What to juice: The types of produce you plan on juicing make a big difference in the purchase. The two types of juicers primarily used in homes are centrifugal and masticating. Centrifugal juicers are great for someone who is looking to juice fruits and vegetables, but not leafy greens. Once produce enters the chute, a centrifugal juicer spins at a very high speed to separate the pulp from the juice. If you're trying to get more greens in your diet through juicing, a masticating juicer (while pricier) is most likely your better buy. Just as the name implies, this kind of juicer grinds (or chews) the produce at a low speed to remove the juice from the pulp.

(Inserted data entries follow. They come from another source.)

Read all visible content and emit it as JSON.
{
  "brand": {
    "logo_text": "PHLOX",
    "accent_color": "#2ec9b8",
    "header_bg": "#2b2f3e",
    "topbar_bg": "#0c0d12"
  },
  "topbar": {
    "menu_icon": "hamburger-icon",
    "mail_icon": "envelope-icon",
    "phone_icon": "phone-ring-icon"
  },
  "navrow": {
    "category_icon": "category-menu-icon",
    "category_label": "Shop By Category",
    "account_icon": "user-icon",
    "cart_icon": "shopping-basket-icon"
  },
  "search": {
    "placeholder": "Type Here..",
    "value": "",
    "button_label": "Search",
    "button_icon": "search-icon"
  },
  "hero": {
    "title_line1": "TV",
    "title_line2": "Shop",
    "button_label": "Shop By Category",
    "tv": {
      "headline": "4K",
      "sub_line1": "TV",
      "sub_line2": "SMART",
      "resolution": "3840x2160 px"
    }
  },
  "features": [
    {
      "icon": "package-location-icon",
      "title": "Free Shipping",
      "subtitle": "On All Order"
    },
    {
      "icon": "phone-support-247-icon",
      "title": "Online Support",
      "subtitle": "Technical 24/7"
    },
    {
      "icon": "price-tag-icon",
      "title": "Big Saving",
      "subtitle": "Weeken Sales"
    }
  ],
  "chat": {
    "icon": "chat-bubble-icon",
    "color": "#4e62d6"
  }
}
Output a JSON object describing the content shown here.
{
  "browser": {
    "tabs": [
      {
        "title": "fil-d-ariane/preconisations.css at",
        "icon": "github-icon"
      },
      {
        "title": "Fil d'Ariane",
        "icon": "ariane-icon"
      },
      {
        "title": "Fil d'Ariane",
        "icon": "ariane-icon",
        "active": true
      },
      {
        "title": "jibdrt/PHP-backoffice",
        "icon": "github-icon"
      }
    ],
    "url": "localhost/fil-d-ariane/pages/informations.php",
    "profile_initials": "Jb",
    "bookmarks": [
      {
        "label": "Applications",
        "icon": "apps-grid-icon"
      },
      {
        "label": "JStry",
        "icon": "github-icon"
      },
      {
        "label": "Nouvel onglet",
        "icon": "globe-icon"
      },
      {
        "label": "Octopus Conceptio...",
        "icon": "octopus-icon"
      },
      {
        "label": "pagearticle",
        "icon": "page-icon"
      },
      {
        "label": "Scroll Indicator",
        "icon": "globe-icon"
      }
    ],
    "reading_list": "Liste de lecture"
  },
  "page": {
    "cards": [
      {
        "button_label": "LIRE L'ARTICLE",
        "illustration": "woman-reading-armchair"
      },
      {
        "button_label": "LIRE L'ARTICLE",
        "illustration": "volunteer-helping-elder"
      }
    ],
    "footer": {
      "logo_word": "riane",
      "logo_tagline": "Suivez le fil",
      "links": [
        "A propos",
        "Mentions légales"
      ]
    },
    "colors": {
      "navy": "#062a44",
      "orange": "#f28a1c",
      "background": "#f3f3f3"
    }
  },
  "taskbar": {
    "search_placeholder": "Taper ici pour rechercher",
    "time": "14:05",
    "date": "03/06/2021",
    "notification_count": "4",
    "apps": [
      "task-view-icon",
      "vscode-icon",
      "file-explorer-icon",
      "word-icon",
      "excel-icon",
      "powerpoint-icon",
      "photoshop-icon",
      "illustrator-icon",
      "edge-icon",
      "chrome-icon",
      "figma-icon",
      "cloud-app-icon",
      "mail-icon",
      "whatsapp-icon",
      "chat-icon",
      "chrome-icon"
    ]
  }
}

Beyond price point: A juicer with a hefty price tag doesn't make it the best buy. Be sure to do research, and figure out your juicing budget. Remember the equipment can be cumbersome — especially for a small kitchen. If you're not going to be using it every day, do you really need the top-of-the-line model? Consider how powerful the juicer is, how noisy it will be, and how easy the juicer will be to take apart and clean efficiently. Don't get blinded by flashy designs or pushier salespeople.
It takes time: Juicing offers plenty of healthy benefits, but it's also a huge time commitment! Healthy people find they start spending more time at the grocery store, but if you're going to start juicing, get ready to shop, chop, and shop some more. Keeping a stocked refrigerator with a bounty of fresh produce is necessary, and you need more than you may expect for each glass. Cleanup time also needs to be included in this time equation!
Have you recently purchased a juicer or started a cleanse program? What do you wish you would have known before you made the purchase?